"Clutter is the disease of American writing," says William Zinsser in his classic book, “On Writing Well.”
Unfortunately, clutter is also one of the biggest and costliest problems in modern business writing. And it comes in many forms, with wordy sentences and paragraphs, outdated business language, and vagueness being just a few of the worst offenders.
This kind of clutter saps the power of your writing and dilutes your message.
To turn sluggish, underperforming writing into clear, persuasive communications, use everyday words and relatively simple sentence structure. In other words, clear the clutter. Here are seven potent strategies to help you de-clutter and add power and clarity to your business communications.
Strategy #1: Focus on the reader. The number one reason business documents fail is they’re written from the writer’s perspective instead of from an angle that appeals to the reader. Business writers are too often worried about how they should begin, what they should say, what tone they should take, what information they should include, etc. Instead put the focus on giving your readers the information and answers they need and letting them know what the communication is about, why they should care, and what they’re being asked to do.
Strategy #2: Eliminate outdated business lingo. Antiquated business phrases such as “Enclosed please find,” “As per your request,” and “Pursuant to our conversation” make you look outdated. Replace these relics with clear, conversational, plain English. Write to express, not to impress.
Strategy #3: Eliminate wordiness, redundancies, and hedging. Opening phrases such as “It is true that” or “It was the butler who” only delay what you’re trying to say. Start with your point. There’s nothing wrong with just saying “The butler did it.” Expressions such as “in the majority of instances” and “after the conclusion of” muddy your writing, obscure your point, and waste your reader’s time. Eliminate redundancies such as “free gift,” “plan ahead,” or “consensus of opinion.” And avoid hedge phrases such as “it is our understanding that” or “to the best of our recollection.”
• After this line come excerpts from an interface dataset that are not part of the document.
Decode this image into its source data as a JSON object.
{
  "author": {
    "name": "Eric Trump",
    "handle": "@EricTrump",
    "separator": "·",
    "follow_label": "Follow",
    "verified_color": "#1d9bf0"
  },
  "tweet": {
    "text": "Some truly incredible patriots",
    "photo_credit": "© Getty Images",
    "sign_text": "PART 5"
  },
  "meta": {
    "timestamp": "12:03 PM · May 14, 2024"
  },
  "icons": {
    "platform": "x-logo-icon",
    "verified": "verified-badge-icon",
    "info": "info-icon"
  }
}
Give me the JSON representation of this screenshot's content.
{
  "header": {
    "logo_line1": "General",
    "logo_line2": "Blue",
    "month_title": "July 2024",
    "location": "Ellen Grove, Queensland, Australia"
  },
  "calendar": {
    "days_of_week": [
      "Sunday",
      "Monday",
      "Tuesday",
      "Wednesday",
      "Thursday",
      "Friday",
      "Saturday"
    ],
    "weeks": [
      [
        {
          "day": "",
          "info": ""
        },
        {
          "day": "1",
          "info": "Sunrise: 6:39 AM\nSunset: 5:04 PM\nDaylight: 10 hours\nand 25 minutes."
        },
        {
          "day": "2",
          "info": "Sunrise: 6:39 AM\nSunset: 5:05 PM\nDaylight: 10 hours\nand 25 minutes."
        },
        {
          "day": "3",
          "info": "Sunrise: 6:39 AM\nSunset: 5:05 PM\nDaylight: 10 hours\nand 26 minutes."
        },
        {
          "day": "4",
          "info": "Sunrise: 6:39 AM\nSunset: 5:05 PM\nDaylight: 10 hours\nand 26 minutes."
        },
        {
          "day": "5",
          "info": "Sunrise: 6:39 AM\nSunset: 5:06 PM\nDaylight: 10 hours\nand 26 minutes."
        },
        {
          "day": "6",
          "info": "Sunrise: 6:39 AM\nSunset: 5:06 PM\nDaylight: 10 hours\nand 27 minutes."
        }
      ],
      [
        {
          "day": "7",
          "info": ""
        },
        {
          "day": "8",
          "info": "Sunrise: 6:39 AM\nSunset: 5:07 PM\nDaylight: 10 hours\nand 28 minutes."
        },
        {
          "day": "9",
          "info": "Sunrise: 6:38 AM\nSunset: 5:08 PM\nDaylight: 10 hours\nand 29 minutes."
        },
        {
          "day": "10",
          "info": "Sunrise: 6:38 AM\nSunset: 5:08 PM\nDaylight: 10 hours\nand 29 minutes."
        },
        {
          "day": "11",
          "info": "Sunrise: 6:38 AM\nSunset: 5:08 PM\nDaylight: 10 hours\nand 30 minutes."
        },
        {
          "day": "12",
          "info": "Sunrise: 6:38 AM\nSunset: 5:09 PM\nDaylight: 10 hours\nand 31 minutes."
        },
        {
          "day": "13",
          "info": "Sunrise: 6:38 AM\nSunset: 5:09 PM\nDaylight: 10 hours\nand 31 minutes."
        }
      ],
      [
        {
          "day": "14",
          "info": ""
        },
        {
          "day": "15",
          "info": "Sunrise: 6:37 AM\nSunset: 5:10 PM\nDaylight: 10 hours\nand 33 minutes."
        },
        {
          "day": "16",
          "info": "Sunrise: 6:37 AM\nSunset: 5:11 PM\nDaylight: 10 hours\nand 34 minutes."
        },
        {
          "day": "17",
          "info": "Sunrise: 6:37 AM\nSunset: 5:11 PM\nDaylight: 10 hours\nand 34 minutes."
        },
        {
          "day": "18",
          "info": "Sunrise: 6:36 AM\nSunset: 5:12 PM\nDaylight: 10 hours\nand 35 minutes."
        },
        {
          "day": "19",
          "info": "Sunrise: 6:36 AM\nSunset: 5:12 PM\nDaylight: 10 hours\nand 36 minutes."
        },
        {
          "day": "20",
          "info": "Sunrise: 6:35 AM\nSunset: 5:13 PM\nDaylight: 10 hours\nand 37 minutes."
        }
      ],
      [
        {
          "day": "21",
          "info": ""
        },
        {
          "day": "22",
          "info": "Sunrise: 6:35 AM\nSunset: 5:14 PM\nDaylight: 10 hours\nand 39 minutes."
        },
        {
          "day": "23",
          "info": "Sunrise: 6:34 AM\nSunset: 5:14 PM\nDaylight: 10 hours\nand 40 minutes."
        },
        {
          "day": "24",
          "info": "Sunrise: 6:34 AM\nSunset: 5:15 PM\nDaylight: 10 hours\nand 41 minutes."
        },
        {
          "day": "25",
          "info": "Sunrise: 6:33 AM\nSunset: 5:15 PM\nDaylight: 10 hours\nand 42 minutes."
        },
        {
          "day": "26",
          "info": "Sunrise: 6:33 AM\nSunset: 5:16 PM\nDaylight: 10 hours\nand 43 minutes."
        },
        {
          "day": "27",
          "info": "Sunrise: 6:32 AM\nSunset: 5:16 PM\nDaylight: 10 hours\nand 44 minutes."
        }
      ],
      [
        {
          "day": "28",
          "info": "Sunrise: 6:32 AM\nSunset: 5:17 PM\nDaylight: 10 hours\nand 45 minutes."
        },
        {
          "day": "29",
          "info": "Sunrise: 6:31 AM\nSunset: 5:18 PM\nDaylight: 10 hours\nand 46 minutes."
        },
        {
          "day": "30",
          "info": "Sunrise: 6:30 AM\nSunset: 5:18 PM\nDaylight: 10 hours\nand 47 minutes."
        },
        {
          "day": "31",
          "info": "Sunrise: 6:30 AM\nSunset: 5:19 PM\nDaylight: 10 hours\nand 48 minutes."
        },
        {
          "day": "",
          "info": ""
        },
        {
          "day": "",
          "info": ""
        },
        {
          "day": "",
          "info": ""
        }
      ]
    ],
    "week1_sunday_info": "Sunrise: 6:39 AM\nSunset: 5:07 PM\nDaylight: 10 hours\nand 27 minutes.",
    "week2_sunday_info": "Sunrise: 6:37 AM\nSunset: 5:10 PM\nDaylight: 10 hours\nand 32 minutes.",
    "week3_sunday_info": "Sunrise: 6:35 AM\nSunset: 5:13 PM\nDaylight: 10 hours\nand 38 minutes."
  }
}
Strategy #4: Use active vs. passive language. Instead of saying, “Your application will be reviewed by our underwriters,” use the active voice and say, “Our underwriters will review your application.” Put the subject in charge of the action instead of making the subject acted upon.
Strategy #5: Trim long-winded sentences and paragraphs. Be precise and get to the point. If you want to know if one of your sentences or paragraphs is too long, read it out loud and see if you run out of breath. Or read it to someone else. If you lose them, it’s probably too long. Break long sentences and paragraphs up into smaller chunks.
Strategy #6: Implement a style guide. A common style guide for your company can be as simple as a one-page list of commonly agreed conventions and practices for writing. It gets everyone on the same page with spelling, grammar, formatting, style, tone, etc., and creates consistency.
Strategy #7: Know when not to write. There are times it’s best to reconsider the communication altogether:
- When you don’t have enough information
- When you’re angry or upset
- When you’re worried about offending the reader
- When you’re dealing with a controversial or sensitive topic
If you want your message to cut through the glut of information competing for your readers’ attention every day, make sure your message isn’t merely adding to the noise. Clear out the clutter in your own writing, and give your readers the kind of clear, concise, convincing, and conversational business communications that will command their attention and achieve the desired result.
Tell us your biggest insurance copywriting pet peeve by posting a comment below. And for more on persuasive writing techniques, download one of our oldest and most popular reports, “10 Insurance Marketing Mistakes That Are Costing You Sales Right Now.” Need more insurance marketing ideas? Subscribe to our blog in the top right corner of this screen.